[Interface dataset entries]
--------------------
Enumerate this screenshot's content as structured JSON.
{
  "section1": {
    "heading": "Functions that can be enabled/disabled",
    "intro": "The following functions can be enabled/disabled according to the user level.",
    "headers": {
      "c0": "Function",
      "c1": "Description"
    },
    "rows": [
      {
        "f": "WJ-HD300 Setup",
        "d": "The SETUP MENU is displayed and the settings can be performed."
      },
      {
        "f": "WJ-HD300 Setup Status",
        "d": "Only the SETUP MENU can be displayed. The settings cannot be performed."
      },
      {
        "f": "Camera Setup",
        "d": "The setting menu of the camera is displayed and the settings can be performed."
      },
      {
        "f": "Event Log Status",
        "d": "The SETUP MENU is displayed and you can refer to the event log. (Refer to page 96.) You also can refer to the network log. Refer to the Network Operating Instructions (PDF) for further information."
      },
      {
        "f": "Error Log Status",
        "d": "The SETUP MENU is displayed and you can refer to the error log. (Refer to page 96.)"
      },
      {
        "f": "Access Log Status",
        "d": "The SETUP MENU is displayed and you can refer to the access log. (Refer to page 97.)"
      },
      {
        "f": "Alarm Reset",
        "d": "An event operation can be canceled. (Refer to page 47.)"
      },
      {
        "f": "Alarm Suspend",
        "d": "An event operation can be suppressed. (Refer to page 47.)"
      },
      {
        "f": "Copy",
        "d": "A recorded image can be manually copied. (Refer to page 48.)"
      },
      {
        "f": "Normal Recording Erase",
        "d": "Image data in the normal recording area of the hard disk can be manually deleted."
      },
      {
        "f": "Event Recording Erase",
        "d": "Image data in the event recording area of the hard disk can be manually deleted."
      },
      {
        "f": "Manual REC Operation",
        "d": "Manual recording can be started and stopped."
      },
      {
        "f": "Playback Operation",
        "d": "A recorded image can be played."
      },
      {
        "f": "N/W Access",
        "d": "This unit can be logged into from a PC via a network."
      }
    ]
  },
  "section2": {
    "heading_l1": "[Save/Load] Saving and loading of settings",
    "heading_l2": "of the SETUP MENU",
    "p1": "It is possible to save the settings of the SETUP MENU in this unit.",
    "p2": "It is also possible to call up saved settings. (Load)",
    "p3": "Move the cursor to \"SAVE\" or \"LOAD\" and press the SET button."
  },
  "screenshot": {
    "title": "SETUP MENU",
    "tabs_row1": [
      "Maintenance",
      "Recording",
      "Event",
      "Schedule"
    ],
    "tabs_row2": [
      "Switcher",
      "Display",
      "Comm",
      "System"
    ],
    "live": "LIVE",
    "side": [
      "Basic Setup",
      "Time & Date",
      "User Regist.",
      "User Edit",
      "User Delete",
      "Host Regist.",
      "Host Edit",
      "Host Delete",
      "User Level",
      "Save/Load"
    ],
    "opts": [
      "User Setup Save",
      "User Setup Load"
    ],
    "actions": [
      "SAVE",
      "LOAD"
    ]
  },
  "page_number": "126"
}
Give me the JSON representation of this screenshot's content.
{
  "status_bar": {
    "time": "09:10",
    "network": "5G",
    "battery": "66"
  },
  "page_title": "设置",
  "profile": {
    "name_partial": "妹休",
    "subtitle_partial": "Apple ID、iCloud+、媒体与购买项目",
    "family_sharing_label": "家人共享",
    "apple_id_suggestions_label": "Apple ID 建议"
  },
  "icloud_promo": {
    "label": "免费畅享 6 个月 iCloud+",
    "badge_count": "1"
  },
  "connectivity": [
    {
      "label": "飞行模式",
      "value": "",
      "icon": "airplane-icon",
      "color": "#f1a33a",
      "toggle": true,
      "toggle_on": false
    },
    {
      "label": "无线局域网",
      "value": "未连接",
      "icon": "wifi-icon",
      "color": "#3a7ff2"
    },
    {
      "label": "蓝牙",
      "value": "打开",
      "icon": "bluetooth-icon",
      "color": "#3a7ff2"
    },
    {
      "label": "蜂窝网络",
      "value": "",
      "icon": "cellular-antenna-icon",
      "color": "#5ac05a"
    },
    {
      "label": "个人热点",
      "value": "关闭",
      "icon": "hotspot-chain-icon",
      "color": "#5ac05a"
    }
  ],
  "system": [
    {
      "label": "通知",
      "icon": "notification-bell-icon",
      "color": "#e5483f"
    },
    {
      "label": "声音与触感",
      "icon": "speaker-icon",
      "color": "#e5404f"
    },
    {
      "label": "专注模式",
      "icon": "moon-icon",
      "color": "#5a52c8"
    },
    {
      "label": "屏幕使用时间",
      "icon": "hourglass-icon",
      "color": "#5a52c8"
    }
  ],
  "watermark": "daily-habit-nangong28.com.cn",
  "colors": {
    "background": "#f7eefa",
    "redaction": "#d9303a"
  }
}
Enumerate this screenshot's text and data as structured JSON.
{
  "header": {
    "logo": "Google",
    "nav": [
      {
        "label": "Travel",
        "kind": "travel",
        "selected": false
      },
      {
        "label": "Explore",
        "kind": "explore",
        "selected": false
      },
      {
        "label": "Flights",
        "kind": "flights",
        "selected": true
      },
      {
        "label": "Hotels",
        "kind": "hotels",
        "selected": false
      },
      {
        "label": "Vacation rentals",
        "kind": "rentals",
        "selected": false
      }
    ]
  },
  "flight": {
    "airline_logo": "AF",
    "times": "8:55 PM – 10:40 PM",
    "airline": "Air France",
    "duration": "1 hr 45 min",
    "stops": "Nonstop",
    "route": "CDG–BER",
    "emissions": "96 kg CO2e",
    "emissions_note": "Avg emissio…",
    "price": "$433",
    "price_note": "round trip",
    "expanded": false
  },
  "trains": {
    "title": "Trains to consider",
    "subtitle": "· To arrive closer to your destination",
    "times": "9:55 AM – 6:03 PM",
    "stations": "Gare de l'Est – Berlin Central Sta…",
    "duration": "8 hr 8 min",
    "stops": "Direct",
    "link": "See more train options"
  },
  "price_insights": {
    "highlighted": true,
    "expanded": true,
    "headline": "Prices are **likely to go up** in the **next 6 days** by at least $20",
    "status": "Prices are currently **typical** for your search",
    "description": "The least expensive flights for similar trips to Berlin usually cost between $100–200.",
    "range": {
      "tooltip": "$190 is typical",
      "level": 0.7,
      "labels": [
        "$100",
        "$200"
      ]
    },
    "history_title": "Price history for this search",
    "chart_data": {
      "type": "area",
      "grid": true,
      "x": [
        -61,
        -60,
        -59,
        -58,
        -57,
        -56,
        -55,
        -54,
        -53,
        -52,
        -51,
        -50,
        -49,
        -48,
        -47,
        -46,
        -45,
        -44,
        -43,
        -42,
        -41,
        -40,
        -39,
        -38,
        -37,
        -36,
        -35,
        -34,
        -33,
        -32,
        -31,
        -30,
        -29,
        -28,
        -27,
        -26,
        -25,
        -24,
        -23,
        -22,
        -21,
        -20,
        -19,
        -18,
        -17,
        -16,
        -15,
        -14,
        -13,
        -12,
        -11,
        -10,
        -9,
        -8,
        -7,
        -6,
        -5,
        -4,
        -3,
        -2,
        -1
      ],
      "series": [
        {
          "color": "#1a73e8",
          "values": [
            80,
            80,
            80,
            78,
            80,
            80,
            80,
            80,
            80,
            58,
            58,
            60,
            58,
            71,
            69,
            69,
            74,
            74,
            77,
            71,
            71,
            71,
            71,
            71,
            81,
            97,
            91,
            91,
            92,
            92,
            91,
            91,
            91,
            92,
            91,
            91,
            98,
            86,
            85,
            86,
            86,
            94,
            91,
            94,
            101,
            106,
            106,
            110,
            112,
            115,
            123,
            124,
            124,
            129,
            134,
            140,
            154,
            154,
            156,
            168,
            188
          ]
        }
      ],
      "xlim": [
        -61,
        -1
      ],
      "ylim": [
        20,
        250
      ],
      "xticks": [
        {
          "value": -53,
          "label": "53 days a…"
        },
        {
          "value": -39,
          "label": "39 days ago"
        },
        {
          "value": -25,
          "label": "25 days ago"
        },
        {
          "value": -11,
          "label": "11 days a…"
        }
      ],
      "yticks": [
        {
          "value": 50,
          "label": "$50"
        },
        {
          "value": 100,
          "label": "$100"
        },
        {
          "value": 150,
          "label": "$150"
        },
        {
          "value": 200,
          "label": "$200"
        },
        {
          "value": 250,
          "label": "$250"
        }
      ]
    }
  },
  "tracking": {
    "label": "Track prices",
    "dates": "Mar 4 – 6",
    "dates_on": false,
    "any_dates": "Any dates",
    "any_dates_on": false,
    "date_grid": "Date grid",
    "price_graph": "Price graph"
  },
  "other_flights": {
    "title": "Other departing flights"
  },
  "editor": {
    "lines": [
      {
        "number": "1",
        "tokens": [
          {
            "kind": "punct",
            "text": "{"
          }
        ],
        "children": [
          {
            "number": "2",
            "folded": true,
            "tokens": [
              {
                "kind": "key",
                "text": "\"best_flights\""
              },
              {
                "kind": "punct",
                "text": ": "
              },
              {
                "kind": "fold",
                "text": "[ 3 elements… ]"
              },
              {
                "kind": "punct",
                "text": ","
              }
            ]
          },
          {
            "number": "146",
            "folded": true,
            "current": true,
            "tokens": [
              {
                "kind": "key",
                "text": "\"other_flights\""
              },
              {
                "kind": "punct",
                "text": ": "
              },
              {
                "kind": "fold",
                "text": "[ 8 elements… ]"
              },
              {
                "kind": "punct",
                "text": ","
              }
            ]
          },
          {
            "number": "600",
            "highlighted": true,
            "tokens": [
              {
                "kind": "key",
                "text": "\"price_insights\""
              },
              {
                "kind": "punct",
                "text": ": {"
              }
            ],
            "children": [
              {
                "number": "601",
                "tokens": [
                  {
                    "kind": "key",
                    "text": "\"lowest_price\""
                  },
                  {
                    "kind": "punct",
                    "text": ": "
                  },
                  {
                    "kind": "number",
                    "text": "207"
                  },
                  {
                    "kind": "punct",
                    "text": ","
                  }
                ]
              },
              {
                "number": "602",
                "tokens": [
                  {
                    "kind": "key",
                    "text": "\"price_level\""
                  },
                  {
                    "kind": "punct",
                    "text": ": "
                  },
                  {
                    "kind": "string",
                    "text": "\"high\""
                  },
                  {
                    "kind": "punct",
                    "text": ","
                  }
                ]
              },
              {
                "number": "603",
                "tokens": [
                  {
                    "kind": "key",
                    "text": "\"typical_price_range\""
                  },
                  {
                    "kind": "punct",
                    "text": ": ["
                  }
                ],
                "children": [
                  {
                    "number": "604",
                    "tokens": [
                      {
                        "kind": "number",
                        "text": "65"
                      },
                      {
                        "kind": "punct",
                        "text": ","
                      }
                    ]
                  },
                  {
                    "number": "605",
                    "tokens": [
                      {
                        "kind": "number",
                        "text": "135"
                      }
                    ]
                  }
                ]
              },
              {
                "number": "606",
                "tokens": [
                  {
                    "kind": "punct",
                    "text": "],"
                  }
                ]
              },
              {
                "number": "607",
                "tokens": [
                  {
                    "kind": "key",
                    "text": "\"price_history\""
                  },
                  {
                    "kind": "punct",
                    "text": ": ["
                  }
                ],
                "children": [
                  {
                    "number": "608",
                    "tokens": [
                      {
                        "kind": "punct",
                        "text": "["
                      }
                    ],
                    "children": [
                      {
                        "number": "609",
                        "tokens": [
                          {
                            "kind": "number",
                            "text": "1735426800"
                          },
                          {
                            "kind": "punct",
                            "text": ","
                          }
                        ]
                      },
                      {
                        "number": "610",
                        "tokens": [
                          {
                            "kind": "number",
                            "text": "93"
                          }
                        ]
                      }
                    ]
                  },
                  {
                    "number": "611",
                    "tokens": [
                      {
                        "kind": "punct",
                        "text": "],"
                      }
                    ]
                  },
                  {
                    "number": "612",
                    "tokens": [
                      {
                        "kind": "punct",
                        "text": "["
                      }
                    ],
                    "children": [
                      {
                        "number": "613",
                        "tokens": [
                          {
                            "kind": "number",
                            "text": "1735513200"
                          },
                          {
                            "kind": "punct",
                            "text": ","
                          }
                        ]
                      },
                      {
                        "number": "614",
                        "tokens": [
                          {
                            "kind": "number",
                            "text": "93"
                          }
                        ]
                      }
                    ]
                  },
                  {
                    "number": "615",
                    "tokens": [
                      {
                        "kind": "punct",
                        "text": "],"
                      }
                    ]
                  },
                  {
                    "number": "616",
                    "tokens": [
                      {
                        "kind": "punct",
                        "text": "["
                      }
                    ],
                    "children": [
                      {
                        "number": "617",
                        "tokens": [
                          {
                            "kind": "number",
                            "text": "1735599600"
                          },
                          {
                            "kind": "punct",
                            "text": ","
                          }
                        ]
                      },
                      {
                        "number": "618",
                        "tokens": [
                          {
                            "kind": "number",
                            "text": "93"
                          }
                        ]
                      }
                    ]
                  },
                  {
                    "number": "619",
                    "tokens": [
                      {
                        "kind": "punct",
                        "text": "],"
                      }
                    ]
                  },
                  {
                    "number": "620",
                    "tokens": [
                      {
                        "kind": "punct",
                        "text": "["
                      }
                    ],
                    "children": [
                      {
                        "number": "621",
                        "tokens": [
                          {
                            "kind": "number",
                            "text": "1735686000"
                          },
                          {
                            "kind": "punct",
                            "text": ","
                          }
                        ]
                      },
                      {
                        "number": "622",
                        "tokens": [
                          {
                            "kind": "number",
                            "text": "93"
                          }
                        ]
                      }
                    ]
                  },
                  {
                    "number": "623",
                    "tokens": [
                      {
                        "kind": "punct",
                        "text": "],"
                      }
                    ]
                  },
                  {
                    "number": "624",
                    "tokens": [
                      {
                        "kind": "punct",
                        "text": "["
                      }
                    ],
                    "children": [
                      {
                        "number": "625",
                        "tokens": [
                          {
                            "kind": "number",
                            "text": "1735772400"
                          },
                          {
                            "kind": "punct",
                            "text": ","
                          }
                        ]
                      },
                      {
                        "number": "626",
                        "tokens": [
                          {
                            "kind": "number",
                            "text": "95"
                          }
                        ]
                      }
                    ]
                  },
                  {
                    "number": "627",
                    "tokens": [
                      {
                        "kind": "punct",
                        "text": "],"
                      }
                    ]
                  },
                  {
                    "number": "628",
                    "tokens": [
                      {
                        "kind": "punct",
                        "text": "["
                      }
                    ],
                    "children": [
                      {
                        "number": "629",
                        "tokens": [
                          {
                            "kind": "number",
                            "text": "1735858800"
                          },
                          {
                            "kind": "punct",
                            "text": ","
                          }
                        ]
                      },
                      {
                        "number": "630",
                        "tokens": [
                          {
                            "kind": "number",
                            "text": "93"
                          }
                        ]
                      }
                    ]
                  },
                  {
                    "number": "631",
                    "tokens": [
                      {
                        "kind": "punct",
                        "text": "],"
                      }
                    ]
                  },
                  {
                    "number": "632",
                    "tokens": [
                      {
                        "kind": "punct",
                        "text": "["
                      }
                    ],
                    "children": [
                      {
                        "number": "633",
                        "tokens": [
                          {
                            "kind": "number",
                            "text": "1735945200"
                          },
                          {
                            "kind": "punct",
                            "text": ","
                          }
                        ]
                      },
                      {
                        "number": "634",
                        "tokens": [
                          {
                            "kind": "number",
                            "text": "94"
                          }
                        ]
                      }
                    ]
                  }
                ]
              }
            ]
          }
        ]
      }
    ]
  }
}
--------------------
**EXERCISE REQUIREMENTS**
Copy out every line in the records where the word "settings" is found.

**EXERCISE RESULT**
        "d": "The SETUP MENU is displayed and the settings can be performed."
        "d": "Only the SETUP MENU can be displayed. The settings cannot be performed."
        "d": "The setting menu of the camera is displayed and the settings can be performed."
    "heading_l1": "[Save/Load] Saving and loading of settings",
    "p1": "It is possible to save the settings of the SETUP MENU in this unit.",
    "p2": "It is also possible to call up saved settings. (Load)",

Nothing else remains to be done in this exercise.